> _EXERCISE_
Your answer consists of the lines in the data that contain "Certificates". Copy each of them.

> _Stored items from a collection_

[Start of section]

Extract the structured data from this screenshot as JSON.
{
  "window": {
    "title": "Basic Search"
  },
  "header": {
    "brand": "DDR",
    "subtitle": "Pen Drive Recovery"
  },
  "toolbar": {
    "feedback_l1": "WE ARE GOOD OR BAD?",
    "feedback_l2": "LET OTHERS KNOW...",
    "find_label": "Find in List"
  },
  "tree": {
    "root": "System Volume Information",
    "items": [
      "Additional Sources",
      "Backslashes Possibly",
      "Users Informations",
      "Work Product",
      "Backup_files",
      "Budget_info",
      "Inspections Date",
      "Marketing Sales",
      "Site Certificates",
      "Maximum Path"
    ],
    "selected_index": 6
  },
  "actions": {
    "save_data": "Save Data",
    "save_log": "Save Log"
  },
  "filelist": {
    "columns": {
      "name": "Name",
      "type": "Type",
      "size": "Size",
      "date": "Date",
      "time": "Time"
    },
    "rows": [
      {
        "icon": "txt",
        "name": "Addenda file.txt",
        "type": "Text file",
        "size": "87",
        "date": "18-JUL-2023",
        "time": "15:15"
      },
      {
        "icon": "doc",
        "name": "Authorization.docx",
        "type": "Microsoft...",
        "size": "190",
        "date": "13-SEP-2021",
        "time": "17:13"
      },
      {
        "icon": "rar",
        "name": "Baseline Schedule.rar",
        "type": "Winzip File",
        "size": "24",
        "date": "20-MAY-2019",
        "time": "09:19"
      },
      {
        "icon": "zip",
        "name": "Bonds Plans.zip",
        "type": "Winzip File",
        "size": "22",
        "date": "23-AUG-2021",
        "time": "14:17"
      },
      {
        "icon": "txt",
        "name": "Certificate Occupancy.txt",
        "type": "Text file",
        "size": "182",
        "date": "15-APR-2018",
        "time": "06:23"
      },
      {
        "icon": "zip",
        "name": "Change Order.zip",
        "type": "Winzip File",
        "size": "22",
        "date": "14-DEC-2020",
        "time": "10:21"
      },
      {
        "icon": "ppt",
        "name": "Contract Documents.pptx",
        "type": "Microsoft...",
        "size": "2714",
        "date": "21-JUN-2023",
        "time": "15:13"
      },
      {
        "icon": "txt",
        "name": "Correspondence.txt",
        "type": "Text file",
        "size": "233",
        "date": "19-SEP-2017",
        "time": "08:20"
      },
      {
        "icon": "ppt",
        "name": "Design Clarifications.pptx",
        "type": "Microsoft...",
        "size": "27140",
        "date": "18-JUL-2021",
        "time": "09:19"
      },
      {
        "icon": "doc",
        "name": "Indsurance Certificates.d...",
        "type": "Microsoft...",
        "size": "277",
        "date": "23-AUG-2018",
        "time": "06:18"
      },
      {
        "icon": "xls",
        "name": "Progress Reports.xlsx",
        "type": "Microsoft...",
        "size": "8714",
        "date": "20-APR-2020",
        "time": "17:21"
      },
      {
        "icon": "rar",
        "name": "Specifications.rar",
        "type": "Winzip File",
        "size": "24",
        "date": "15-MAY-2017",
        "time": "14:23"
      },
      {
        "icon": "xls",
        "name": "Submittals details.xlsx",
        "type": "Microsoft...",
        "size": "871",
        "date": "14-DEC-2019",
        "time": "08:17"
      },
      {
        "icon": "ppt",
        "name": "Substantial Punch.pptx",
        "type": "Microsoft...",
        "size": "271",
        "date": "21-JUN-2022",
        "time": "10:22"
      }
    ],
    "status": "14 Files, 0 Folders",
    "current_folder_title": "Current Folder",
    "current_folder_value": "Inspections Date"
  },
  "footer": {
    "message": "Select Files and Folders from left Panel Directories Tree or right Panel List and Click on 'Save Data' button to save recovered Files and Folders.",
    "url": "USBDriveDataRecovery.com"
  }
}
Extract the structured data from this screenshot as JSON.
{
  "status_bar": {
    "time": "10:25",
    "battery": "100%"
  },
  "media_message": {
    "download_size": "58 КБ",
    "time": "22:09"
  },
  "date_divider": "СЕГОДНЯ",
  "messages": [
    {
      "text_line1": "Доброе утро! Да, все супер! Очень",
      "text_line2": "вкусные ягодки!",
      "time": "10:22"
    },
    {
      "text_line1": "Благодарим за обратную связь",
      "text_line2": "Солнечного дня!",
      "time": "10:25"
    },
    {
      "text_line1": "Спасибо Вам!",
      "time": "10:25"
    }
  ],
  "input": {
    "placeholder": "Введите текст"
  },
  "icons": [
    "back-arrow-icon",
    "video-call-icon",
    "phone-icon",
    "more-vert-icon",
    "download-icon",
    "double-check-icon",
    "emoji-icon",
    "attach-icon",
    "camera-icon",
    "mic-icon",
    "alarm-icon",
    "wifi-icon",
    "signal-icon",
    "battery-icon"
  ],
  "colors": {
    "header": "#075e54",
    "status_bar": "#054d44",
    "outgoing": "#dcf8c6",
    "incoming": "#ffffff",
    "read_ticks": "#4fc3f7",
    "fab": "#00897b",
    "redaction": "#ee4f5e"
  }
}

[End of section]

> _SOLVED PROBLEM_
      "Site Certificates",
        "name": "Indsurance Certificates.d...",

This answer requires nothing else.